    ouch! why? why should it be brushed under the rug. the media is unhappy the players are unhappy. that makes no sense to me at all.

    you also asked whats jeffs motivation is…
    he says here
    ““Some people are reporting that I’m upset because the World Series canceled a media deal with Card Player,” he said.

    “My comments have nothing to do with that, and everything to do with my disappointment in how the World Series is run. It used to be run by people who loved and really cared about poker, and had the players in mind, first and foremost. That mission’s been derailed by a few executives who now head the Series.”

    Shulman, who has racked up $1.3 million in lifetime tournament winnings, has played in a number of World Series events in the past decade.

    “This year, the WSOP locked out players who flew in from around the world to play in the main event, charged nearly $3 million in entry fees for the main event alone, continued to create an uneven playing field by giving special treatment to some, and, in general, display bad attitudes and make inaccurate decisions.”

    and then here…
    ““Card Player and the World Series had a media deal in 2005 and 2006. Our opinion was that the event should be open to all media, but the World Series made a decision that only one media company would get access, and that company would have to pay for it.

    “Card Player and the World Series had disagreements on the media coverage from day one, and we chose not to even bid on the deal in 2007. It wasn’t worth it, and they sold it to someone else. We were glad to get rid of it. Shulman is surprised that some in the poker community are so quick to blame Card Player for the trend of establishing media exclusivity in the poker business.”

    “Harrah’s made the decision to auction off the media rights to cover the World Series to the highest bidder, not us. Do we like it? Absolutely not.”

    As for renouncing the bracelet, Shulman says that he stands by this decision, if he is privileged enough to win.

    kevin mathers said-
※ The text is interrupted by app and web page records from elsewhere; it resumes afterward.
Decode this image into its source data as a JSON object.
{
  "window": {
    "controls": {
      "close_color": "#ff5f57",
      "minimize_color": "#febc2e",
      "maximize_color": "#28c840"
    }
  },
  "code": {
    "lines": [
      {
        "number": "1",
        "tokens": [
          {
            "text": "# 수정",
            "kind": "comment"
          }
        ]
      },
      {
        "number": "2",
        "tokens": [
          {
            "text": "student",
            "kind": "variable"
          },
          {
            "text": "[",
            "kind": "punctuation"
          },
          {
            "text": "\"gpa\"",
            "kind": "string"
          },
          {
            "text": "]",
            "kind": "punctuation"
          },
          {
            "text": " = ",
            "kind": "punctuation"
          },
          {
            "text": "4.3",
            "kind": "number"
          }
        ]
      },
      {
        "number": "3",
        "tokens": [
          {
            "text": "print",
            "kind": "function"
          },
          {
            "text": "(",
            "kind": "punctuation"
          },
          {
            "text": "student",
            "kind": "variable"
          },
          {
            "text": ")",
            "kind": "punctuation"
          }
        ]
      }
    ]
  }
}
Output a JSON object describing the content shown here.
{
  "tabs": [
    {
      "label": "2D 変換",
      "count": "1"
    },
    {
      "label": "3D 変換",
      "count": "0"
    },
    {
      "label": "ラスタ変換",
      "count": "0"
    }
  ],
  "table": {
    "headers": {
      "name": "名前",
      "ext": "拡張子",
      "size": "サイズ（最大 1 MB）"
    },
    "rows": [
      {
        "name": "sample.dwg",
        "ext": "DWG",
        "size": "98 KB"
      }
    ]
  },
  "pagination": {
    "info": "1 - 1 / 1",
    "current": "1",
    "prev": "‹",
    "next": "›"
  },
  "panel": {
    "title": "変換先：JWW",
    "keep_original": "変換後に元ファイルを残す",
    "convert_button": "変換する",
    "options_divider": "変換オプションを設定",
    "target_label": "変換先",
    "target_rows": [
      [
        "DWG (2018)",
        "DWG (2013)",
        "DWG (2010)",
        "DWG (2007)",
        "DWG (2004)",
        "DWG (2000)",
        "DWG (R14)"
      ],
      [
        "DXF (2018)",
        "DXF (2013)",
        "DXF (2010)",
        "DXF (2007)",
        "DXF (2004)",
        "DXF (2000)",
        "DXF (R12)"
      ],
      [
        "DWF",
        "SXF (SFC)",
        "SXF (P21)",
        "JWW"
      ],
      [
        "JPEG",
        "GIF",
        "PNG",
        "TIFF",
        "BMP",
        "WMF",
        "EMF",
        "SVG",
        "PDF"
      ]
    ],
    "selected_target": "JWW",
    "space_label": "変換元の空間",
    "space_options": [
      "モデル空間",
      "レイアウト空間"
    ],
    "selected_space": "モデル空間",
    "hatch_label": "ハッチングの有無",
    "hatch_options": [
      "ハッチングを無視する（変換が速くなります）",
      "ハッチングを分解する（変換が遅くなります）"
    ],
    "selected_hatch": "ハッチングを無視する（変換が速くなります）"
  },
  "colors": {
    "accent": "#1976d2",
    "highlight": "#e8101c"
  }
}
    http://www.cardplayer.com/cptv/channels/8-the-scoop/poker-videos/3756-the-scoop-jeff-shulman

    More from Shulman (starting about 13:00 in)

    i think he makes himself pretty clear in this interview…

    personally i love happy and as i said before hes a friend as is his wife.
    but i dont feel biased here, i 100% support open media.

    beej what are you doing up? dont you ever sleep?


  41. melissa h
    says:

    Goodnight Walter…R.I.P

    “The ethics of a … responsible journalist is to put his or her biases, his or her prejudices aside in an attempt to be really fair to all sides at all times,” he said. “And my pride is that I think I did that fairly well during my years.”-Walter Cronkite


  42. MattWaldron
    says:

    melissa h,

    So, I guess I don’t write well either. I’m not picking on you or saying anything. Just saying that if you are like BJ, then you did not deserve any mistreatment. CP has done nothing to earn any points with me, don’t misread me there.

    Matt


  43. Tom Schneider
    says:

    Dan will establish iphone capablilites when you pony up the cash.


  44. bluffdiver
    says:

    Yawn.


  45. Seth
    says:

    As usual, it’s more interesting to read the comments on this site than the articles. (Just kidding Dan)

    This is Seth, aka the WSOP Communications Director. Seems quite a few people unhappy with some of the media policies. I am happy to sit down and meet with all of you collectively, individually or otherwise to address any issues you have. I mean this sincerely. This isn’t corporate speak. I’m certainly willing to listen and better understand your concerns and will do my best to explain the rationale on our end or go about improving the areas. As someone involved in sports media throughout my career, I agree there are challenges with poker that I haven’t dealt with elsewhere, simply because it is the only event where the area of play shrinks when the demand expands. Not easy. But two-tiered press box in re-start area, multiple camera and audio of final table area are just a few things we’ve done in the past years to try and bring the action closer to the media. I’m all ears.